A FAMILY row led a man to walk away from his waste business, leaving hundreds of tonnes of rotting rubbish behind.
ohn Croft allowed the filth to pile up for nearly 10 months at his waste facility on a Houghton industrial estate.
Then he abandoned the 300 tonne pile of rubbish, sparking complaints from angry neighbours of the Philadelphia Complex Industrial Estate.
Croft, 51, pleaded guilty to an offence under the Environmental Permitting Regulations when he appeared at Sunderland Magistrates’ Court.
He admitted he had “knowingly permitted the operation of a regulated facility, namely by accepting mixed and hazardous waste, otherwise than under and to the extent authorised by an environmental permit”.
Magistrates heard that officers from the agency carried out a spot check at the site, after receiving complaints from Sunderland City Council and people living nearby. Attempts to contact Croft, from New Silksworth, failed, and he was eventually arrested by police.

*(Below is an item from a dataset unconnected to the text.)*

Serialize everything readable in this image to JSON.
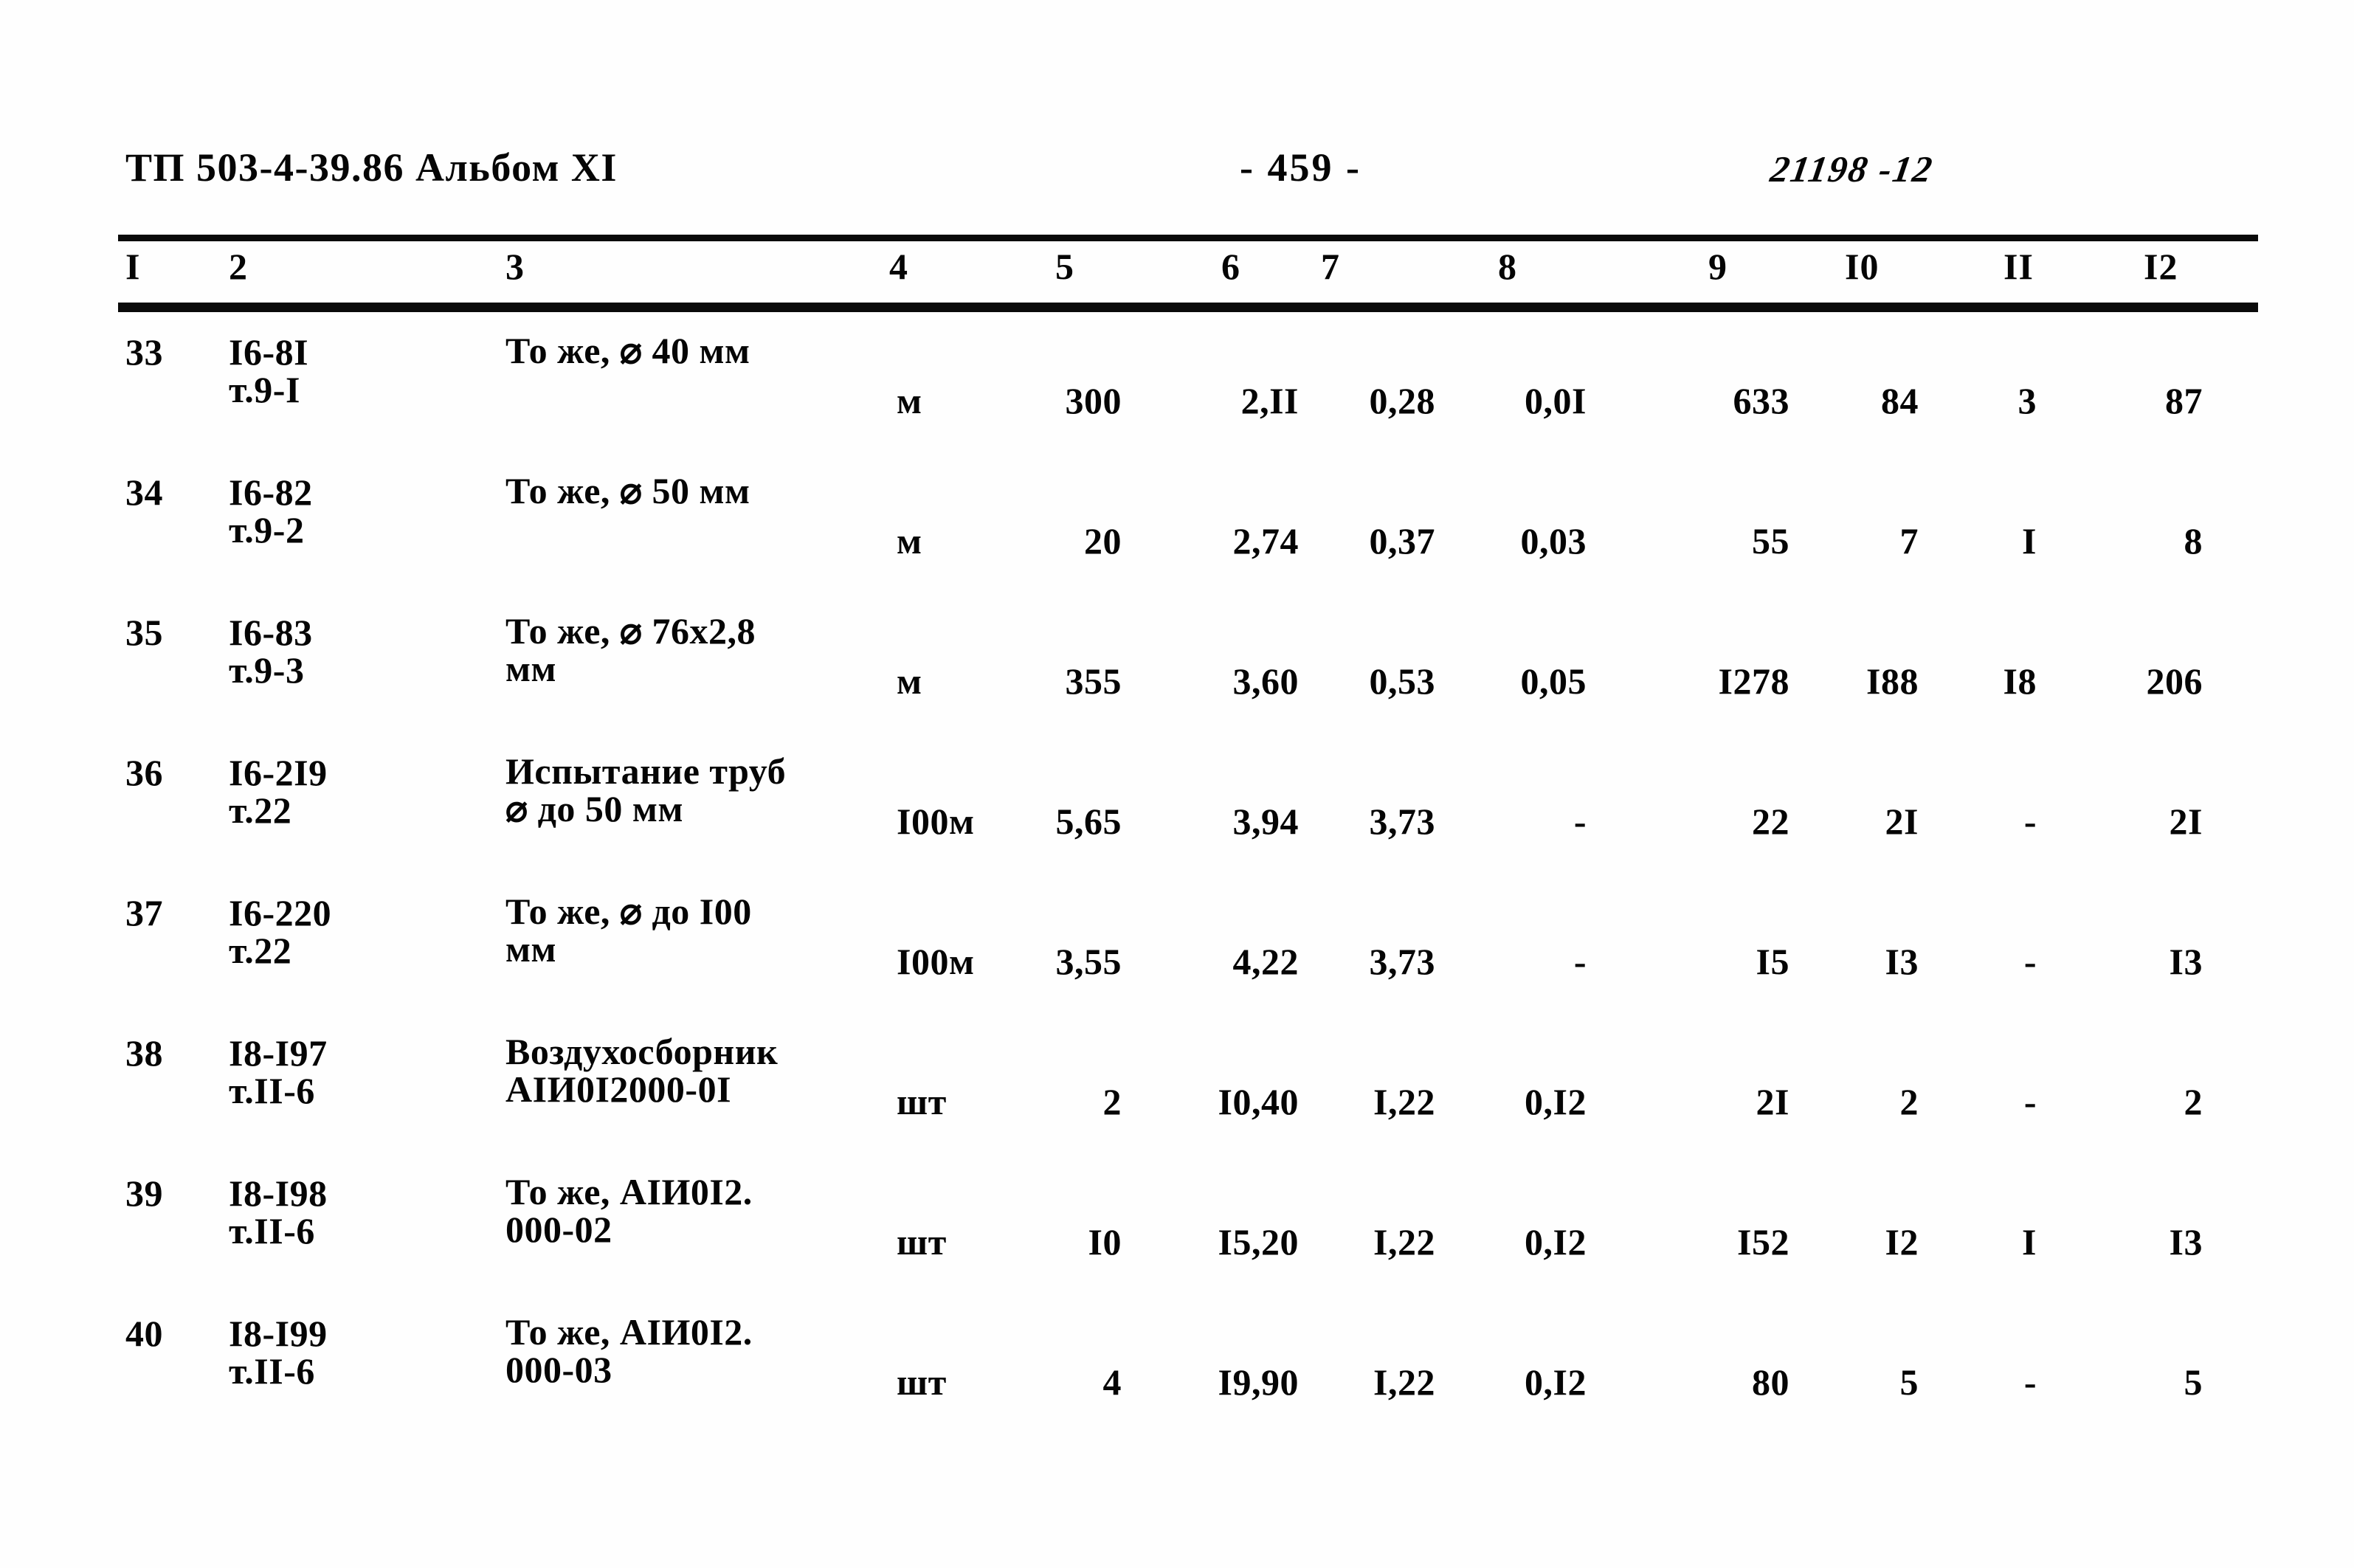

Environment Agency prosecutor Syan Ventom said the offence took place between February and November 2011, and it eventually cost owner Homedale Limited about £25,000 to clear the site.
Gerry Armstrong, defending, said problems began when the business began taking in more rubbish than it could handle.
He said: “They were asked by the site landlord to move from unit five to unit six. The first mistake was that you might have a licence for number five, but you don’t have a licence for number six.”
Mr Croft’s brother-in-law offered to deal with changing the licence, but then decided to leave the business, Mr Armstrong added.
“He had people coming in and leaving their waste and he was not sure what to do,” he said.
“He should have rang the Environment Agency and shouted ‘mayday’, but he did not.
“He did not want to bring trouble to his sister, as he was trying to help her out.
“He did try to get other people in the waste business involved, but it was not the profitable kind of waste for them.”
Croft’s bad luck continued, after he hired a machine to help deal with the mountain of rubbish.
But it broke down, the owner refused to fix it and hit Croft with “exorbitant” interest rates, Mr Armstrong said and Croft “just walked away.”
Croft, who is battling kidney problems, is now working part-time for the Port of Sunderland.
Chairman Chris Hutchinson ordered Croft, of Lilac Avenue, to carry out 200 hours of unpaid work and pay £1,000 towards court costs.